--- DATA IN THIS EXERCISE ---
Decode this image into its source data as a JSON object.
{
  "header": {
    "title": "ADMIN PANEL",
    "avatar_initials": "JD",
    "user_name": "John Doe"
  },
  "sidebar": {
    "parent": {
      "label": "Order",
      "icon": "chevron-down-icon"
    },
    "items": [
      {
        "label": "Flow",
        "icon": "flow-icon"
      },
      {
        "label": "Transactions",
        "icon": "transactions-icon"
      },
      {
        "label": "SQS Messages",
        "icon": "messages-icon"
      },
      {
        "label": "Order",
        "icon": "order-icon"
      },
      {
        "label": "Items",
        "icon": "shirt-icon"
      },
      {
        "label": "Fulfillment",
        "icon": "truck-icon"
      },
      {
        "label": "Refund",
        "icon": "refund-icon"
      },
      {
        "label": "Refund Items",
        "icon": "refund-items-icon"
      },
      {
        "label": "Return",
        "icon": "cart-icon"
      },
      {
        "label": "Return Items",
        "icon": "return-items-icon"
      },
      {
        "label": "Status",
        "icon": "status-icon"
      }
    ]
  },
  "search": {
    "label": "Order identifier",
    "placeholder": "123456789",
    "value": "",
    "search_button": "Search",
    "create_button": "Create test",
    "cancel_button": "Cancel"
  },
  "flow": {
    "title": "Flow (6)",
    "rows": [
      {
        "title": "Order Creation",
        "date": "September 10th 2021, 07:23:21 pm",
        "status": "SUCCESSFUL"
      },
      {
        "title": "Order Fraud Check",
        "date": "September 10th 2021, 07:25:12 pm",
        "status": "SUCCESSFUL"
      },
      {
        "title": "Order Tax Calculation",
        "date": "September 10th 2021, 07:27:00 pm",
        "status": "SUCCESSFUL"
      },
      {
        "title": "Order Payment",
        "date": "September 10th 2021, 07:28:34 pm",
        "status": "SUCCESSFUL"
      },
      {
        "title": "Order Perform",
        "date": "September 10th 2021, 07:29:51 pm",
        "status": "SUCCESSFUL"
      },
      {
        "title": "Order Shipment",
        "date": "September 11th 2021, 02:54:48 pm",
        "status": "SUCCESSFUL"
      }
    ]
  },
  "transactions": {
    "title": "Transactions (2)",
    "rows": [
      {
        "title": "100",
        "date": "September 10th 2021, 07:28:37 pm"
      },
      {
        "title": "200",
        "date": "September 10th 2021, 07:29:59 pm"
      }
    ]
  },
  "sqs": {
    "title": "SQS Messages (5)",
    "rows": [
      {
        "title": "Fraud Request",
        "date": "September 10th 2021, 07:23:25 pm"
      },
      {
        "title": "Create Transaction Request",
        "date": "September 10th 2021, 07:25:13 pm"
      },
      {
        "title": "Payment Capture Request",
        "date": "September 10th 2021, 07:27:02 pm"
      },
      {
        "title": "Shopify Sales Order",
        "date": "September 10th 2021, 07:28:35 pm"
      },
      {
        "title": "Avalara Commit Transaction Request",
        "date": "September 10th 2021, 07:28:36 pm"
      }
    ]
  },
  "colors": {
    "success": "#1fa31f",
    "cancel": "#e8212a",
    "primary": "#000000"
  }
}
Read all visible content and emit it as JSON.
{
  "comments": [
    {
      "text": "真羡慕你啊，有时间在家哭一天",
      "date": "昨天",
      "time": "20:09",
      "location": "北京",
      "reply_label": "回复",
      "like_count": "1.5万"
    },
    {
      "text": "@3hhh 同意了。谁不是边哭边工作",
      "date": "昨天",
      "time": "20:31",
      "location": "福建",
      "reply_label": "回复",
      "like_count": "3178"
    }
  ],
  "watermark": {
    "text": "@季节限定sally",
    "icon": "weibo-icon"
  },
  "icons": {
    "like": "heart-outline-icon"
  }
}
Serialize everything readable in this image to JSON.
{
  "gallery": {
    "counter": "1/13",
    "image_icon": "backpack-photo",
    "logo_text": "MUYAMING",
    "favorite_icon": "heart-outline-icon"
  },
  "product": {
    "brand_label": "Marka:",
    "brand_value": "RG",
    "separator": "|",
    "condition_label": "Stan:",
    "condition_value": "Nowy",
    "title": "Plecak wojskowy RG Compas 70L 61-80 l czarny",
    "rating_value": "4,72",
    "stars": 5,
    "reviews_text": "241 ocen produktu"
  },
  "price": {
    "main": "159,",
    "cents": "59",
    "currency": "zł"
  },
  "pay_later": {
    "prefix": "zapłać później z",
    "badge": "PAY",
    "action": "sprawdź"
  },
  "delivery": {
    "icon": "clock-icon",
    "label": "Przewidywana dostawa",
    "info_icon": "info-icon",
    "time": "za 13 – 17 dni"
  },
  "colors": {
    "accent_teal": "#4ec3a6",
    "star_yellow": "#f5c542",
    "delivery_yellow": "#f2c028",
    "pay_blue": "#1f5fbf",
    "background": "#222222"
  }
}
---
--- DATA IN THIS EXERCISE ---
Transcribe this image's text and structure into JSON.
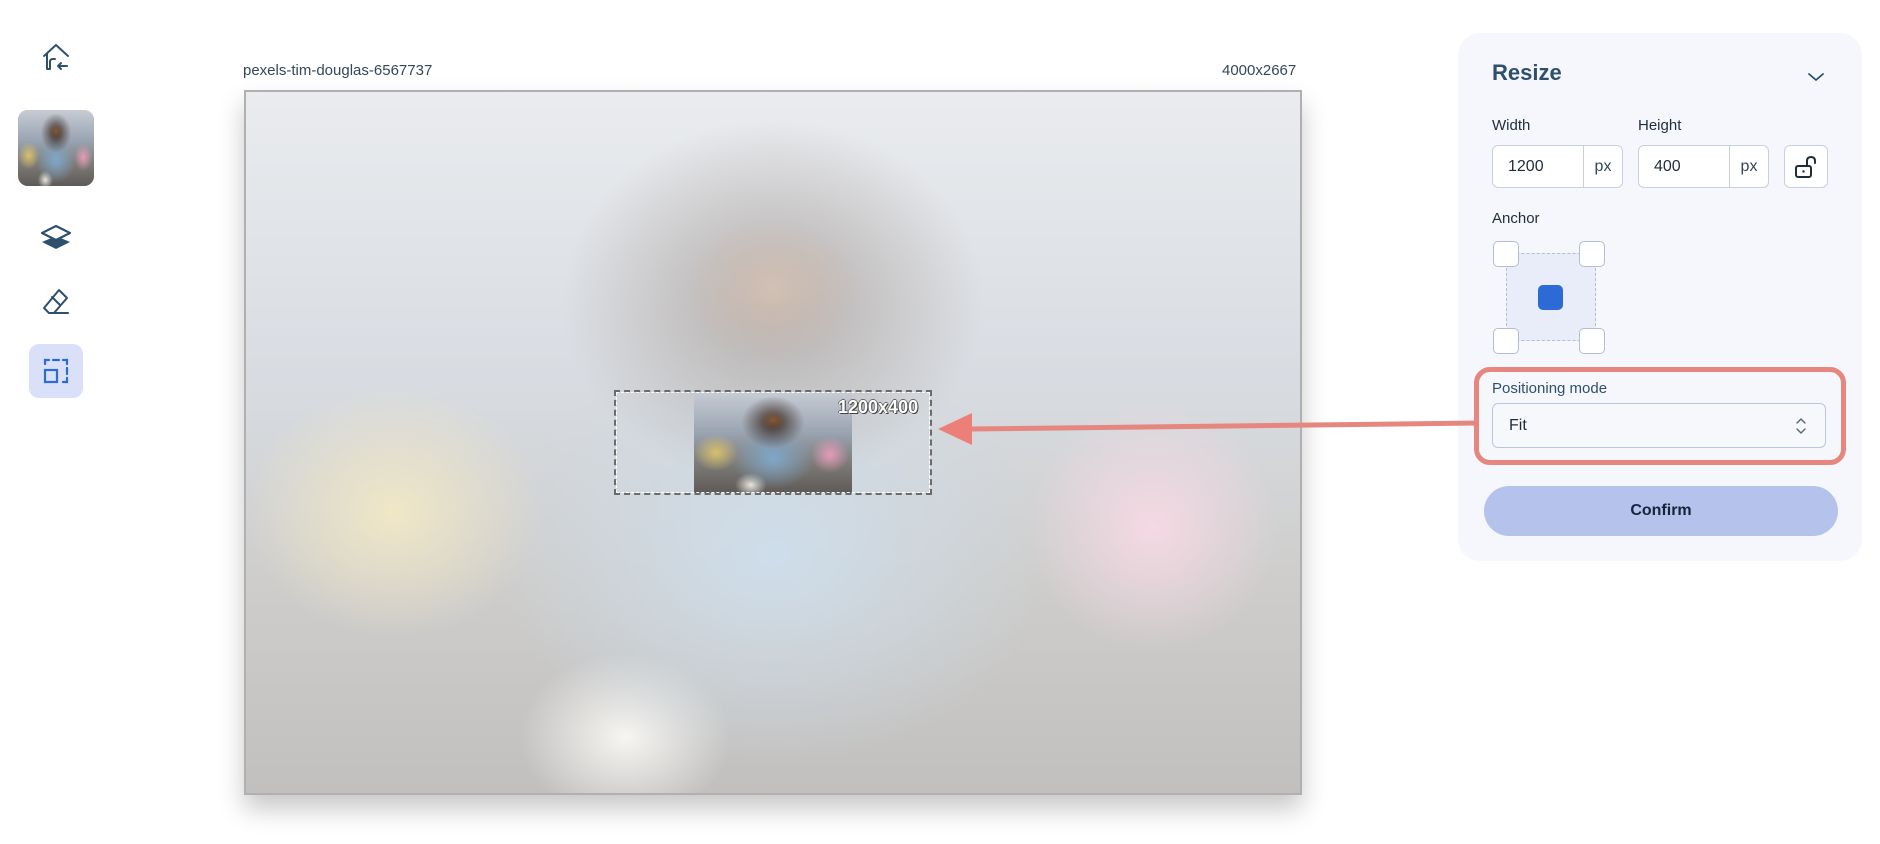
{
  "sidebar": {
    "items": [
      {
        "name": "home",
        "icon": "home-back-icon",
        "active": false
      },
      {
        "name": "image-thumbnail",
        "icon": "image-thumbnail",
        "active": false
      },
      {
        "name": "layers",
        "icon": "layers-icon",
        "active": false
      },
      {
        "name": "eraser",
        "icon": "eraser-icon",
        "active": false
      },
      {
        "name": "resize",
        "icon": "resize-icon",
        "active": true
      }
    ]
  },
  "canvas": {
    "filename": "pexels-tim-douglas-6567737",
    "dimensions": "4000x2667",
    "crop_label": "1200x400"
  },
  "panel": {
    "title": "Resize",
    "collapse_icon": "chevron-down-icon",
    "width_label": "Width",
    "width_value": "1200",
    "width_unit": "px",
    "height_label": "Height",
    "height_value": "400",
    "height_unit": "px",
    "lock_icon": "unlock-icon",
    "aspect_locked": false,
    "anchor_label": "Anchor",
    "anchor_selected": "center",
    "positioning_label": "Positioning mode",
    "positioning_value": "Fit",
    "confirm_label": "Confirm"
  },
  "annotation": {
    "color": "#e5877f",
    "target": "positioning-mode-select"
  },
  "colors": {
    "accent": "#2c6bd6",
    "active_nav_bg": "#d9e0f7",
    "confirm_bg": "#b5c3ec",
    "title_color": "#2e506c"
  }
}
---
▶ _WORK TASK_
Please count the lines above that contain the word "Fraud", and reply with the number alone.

▶ _REPLY_
2